WORK ITEM :: Copy each line of the records that contains the word "Area".
═══
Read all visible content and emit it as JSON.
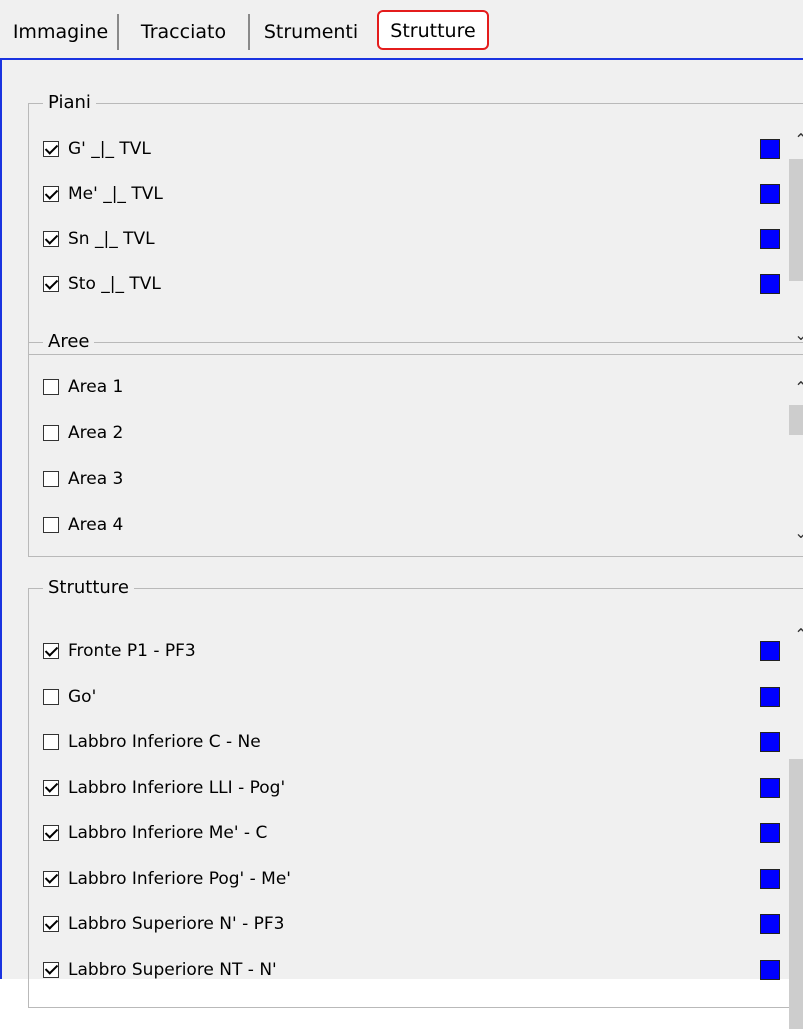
{
  "tabs": [
    {
      "label": "Immagine",
      "active": false
    },
    {
      "label": "Tracciato",
      "active": false
    },
    {
      "label": "Strumenti",
      "active": false
    },
    {
      "label": "Strutture",
      "active": true
    }
  ],
  "colors": {
    "swatch": "#0000ff",
    "active_tab_outline": "#e41c1c",
    "frame": "#1a33e0"
  },
  "icons": {
    "scroll_up": "chevron-up-icon",
    "scroll_down": "chevron-down-icon",
    "checkbox_check": "checkmark-icon"
  },
  "groups": {
    "piani": {
      "caption": "Piani",
      "items": [
        {
          "label": "G' _|_ TVL",
          "checked": true
        },
        {
          "label": "Me' _|_ TVL",
          "checked": true
        },
        {
          "label": "Sn _|_ TVL",
          "checked": true
        },
        {
          "label": "Sto _|_ TVL",
          "checked": true
        }
      ]
    },
    "aree": {
      "caption": "Aree",
      "items": [
        {
          "label": "Area 1",
          "checked": false
        },
        {
          "label": "Area 2",
          "checked": false
        },
        {
          "label": "Area 3",
          "checked": false
        },
        {
          "label": "Area 4",
          "checked": false
        }
      ]
    },
    "strutture": {
      "caption": "Strutture",
      "items": [
        {
          "label": "Fronte P1 - PF3",
          "checked": true
        },
        {
          "label": "Go'",
          "checked": false
        },
        {
          "label": "Labbro Inferiore C - Ne",
          "checked": false
        },
        {
          "label": "Labbro Inferiore LLI - Pog'",
          "checked": true
        },
        {
          "label": "Labbro Inferiore Me' - C",
          "checked": true
        },
        {
          "label": "Labbro Inferiore Pog' - Me'",
          "checked": true
        },
        {
          "label": "Labbro Superiore N' - PF3",
          "checked": true
        },
        {
          "label": "Labbro Superiore NT - N'",
          "checked": true
        }
      ]
    }
  }
}
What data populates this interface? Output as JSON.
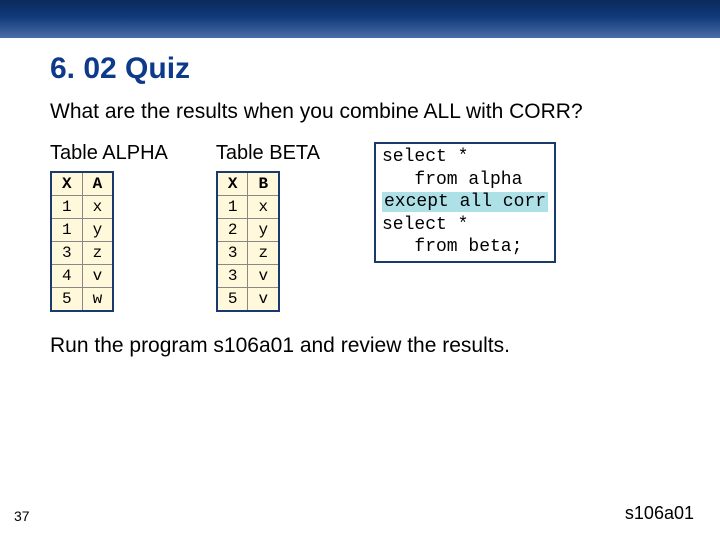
{
  "heading": "6. 02 Quiz",
  "question": "What are the results when you combine ALL with CORR?",
  "alpha": {
    "caption": "Table ALPHA",
    "cols": [
      "X",
      "A"
    ],
    "rows": [
      [
        "1",
        "x"
      ],
      [
        "1",
        "y"
      ],
      [
        "3",
        "z"
      ],
      [
        "4",
        "v"
      ],
      [
        "5",
        "w"
      ]
    ]
  },
  "beta": {
    "caption": "Table BETA",
    "cols": [
      "X",
      "B"
    ],
    "rows": [
      [
        "1",
        "x"
      ],
      [
        "2",
        "y"
      ],
      [
        "3",
        "z"
      ],
      [
        "3",
        "v"
      ],
      [
        "5",
        "v"
      ]
    ]
  },
  "code": {
    "l1": "select *",
    "l2": "   from alpha",
    "l3": "except all corr",
    "l4": "select *",
    "l5": "   from beta;"
  },
  "run_note": "Run the program s106a01 and review the results.",
  "filename": "s106a01",
  "page": "37",
  "chart_data": [
    {
      "type": "table",
      "title": "Table ALPHA",
      "columns": [
        "X",
        "A"
      ],
      "rows": [
        [
          "1",
          "x"
        ],
        [
          "1",
          "y"
        ],
        [
          "3",
          "z"
        ],
        [
          "4",
          "v"
        ],
        [
          "5",
          "w"
        ]
      ]
    },
    {
      "type": "table",
      "title": "Table BETA",
      "columns": [
        "X",
        "B"
      ],
      "rows": [
        [
          "1",
          "x"
        ],
        [
          "2",
          "y"
        ],
        [
          "3",
          "z"
        ],
        [
          "3",
          "v"
        ],
        [
          "5",
          "v"
        ]
      ]
    }
  ]
}
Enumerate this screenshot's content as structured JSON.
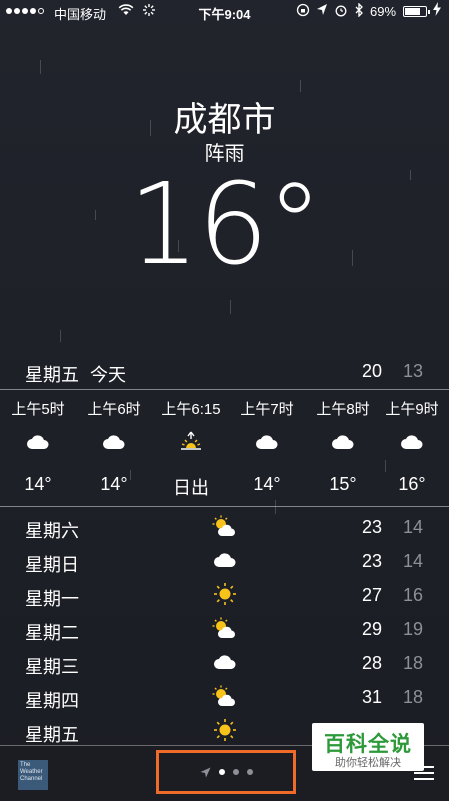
{
  "status_bar": {
    "carrier": "中国移动",
    "time": "下午9:04",
    "battery_percent": "69%",
    "battery_level": 0.69
  },
  "header": {
    "city": "成都市",
    "condition": "阵雨",
    "temperature": "16°"
  },
  "today": {
    "day": "星期五",
    "label": "今天",
    "high": "20",
    "low": "13"
  },
  "hourly": [
    {
      "time": "上午5时",
      "icon": "cloud-icon",
      "value": "14°"
    },
    {
      "time": "上午6时",
      "icon": "cloud-icon",
      "value": "14°"
    },
    {
      "time": "上午6:15",
      "icon": "sunrise-icon",
      "value": "日出"
    },
    {
      "time": "上午7时",
      "icon": "cloud-icon",
      "value": "14°"
    },
    {
      "time": "上午8时",
      "icon": "cloud-icon",
      "value": "15°"
    },
    {
      "time": "上午9时",
      "icon": "cloud-icon",
      "value": "16°"
    }
  ],
  "daily": [
    {
      "day": "星期六",
      "icon": "partly-cloudy-icon",
      "high": "23",
      "low": "14"
    },
    {
      "day": "星期日",
      "icon": "cloud-icon",
      "high": "23",
      "low": "14"
    },
    {
      "day": "星期一",
      "icon": "sun-icon",
      "high": "27",
      "low": "16"
    },
    {
      "day": "星期二",
      "icon": "partly-cloudy-icon",
      "high": "29",
      "low": "19"
    },
    {
      "day": "星期三",
      "icon": "cloud-icon",
      "high": "28",
      "low": "18"
    },
    {
      "day": "星期四",
      "icon": "partly-cloudy-icon",
      "high": "31",
      "low": "18"
    },
    {
      "day": "星期五",
      "icon": "sun-icon",
      "high": "",
      "low": ""
    }
  ],
  "bottom_bar": {
    "logo_text": "The Weather Channel",
    "page_count": 3,
    "current_page": 1
  },
  "watermark": {
    "title": "百科全说",
    "subtitle": "助你轻松解决"
  },
  "colors": {
    "background": "#1f2129",
    "sun": "#f7c21a",
    "low_temp": "#8e9099",
    "highlight": "#f06a2a",
    "watermark_green": "#2d9a3a"
  }
}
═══
RESULT ::
          "label": "Area 1",
          "label": "Area 2",
          "label": "Area 3",
          "label": "Area 4",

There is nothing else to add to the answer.